Summarise available comparisons Criterion validity is supported by correlations between Star Maths and progress in maths for years 2 to 9. 200-400 participants in each age group. Correlations ranged from 0.58 in year 2 to 0.77 in year 6. All were above 0.7 except for the youngest age groups (year 2 and 3). Correlations with Key Stage 2 maths tests for year 6 participants were 0.83 and 0.84. Star maths predicts which children will reach expected levels on their key stage 2 maths test with 89% accuracy in a sample of 815 pupils. Sensitivity was 0.89, specificity was 0.90. Several US studies looking at predicting readiness for college show similar levels of accuracy. There are many studies examining correlations with US tests in US samples which show very similar levels of correlations.

Reliability

Is test performance reliable?
Summarise available comparisons The technical manual reports multiple measures of reliability with very large UK samples. Internal (Generic) reliability calculated by using conditional standard error of measurement statistics. Estimates ranged from 0.87 for year 1 same to 0.94 for years 10, 11 and 13. Split half reliability estimates on the same sample showed a range between 0.88 for year 1 children and 0.94/0.95 for years 10, 11, 12 and 13.Correlations between two different forms of the test (note questions are different every time so this reflect equivalence reliability more than test-retest reliability) taken between 59 and 114 days apart. Year 1: 0.65; year 2: 0.75; year 3 0.75; year 4 0.80; year 5 0.82; year 6 0.83; year 7 0.83; year 8 0.85; year 9 0.85; year 10 0.83; year 11 0.81; year 12 0.84 0.84; year 13 0.74. total 0.90.IRT testing with children in the US stratified to be close to a nationally representative sample. Younger children took 36 item tests and older children took 46 item tests. 2471 items were tested. Items with item correlation with overall score <.30 were discarded. So were items too easy or too difficult, or not showing a Rasch curve. Also items where a distracter showed a positive discrimination. Standard error of measurement is calculated for each participant. These are smaller for participants in the middle of the distribution and larger for those at the edge of the distribution. Average is 36, where scaled score varies from 0 to 1400.

Is the norm-derived population appropriate and free from bias?
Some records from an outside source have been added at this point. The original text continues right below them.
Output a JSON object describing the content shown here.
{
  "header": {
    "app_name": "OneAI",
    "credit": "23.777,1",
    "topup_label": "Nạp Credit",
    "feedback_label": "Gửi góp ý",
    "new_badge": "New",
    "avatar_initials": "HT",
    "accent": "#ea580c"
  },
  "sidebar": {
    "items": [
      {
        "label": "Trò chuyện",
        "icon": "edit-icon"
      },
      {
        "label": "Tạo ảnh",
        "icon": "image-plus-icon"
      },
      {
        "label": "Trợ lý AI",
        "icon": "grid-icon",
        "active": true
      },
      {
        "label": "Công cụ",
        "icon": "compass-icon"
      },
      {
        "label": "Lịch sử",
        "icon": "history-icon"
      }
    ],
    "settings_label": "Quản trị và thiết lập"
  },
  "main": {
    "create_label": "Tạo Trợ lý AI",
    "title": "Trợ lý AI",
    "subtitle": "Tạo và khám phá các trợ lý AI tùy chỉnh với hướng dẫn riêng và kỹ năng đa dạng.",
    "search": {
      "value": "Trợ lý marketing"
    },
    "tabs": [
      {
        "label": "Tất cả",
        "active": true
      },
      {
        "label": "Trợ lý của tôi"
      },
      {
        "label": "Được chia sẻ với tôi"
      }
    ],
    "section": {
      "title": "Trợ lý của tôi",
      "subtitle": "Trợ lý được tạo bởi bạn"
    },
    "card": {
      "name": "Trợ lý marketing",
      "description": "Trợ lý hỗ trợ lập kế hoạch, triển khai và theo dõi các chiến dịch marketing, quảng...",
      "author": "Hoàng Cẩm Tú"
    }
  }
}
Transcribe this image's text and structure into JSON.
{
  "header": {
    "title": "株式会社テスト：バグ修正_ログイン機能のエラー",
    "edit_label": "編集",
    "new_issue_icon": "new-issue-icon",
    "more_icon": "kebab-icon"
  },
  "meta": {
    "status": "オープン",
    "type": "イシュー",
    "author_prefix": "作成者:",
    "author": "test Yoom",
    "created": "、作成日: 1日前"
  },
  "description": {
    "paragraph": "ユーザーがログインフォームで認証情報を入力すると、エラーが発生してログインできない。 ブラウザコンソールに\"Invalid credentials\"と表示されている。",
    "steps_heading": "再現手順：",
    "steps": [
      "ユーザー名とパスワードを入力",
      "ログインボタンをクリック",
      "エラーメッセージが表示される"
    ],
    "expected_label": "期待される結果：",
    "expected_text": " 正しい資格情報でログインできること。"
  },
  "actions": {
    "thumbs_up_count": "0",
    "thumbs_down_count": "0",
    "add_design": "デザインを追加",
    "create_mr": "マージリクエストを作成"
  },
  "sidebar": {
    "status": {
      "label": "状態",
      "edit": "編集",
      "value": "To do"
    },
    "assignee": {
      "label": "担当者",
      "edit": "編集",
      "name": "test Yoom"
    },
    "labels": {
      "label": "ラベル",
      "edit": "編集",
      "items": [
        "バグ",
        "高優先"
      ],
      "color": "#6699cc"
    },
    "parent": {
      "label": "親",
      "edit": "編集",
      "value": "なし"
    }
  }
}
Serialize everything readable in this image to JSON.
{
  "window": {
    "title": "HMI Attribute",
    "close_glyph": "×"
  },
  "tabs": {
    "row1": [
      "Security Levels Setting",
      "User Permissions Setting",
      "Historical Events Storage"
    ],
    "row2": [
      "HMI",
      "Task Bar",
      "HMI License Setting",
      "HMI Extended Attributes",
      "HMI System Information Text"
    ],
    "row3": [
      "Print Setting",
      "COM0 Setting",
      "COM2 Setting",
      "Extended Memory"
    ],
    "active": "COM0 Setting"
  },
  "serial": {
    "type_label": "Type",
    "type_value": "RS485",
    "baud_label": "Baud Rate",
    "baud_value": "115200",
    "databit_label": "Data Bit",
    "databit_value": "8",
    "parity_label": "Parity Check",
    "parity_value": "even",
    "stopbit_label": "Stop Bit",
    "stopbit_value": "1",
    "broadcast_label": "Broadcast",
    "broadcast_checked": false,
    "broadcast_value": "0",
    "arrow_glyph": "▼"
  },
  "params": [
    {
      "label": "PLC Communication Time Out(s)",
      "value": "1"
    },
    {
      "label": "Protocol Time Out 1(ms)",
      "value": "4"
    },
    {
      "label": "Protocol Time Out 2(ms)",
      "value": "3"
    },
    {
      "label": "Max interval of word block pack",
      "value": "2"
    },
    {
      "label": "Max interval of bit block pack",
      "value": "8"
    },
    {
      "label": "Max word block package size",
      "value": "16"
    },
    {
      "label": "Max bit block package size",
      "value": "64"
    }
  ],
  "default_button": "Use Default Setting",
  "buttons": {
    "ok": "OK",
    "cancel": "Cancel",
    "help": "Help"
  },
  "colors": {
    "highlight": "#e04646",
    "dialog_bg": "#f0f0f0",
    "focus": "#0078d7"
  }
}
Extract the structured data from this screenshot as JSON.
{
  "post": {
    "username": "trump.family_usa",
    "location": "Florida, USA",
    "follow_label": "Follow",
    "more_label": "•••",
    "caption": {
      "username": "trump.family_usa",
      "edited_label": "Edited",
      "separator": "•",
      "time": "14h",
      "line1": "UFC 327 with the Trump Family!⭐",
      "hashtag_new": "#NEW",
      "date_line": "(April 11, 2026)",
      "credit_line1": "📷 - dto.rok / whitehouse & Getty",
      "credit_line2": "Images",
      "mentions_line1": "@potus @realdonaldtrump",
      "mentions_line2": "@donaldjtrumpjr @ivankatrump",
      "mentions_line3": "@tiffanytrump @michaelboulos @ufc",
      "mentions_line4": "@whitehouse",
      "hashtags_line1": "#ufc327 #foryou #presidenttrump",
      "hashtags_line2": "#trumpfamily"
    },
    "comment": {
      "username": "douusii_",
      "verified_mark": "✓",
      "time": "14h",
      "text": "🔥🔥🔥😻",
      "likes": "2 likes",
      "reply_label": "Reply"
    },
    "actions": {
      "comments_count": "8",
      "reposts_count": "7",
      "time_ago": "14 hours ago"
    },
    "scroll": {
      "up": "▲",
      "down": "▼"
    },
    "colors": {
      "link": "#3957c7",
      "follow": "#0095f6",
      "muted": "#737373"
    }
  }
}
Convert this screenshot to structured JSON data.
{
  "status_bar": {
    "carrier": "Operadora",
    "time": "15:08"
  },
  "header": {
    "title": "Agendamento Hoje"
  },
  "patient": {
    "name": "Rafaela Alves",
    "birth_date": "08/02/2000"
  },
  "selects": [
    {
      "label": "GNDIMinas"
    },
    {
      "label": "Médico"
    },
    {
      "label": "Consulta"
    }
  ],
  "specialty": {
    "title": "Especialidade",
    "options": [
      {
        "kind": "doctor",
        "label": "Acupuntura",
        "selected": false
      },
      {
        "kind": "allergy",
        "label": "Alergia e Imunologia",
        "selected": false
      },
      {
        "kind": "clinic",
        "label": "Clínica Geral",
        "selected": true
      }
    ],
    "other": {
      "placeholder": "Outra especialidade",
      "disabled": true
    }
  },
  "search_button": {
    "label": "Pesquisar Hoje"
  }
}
Is population appropriate and free from bias? No
If any biases are noted in sampling, these will be indicated here. all test takers were at the start of the school year (august to December). Data were collected from schools that chose to use the test, resulting in an oversampling from disadvantaged schools and schools in the South East. However it is a large sample.

Sources

Sources Renaissance. (2019). Star Assessments for Maths: Technical Manual. London, UK: Renaissance Learning, Inc.Sewell, J., Sainsbury, M., Pyle, K., Keogh, N., & Styles, B. (2007). Renaissance Learning Equating Study. Report.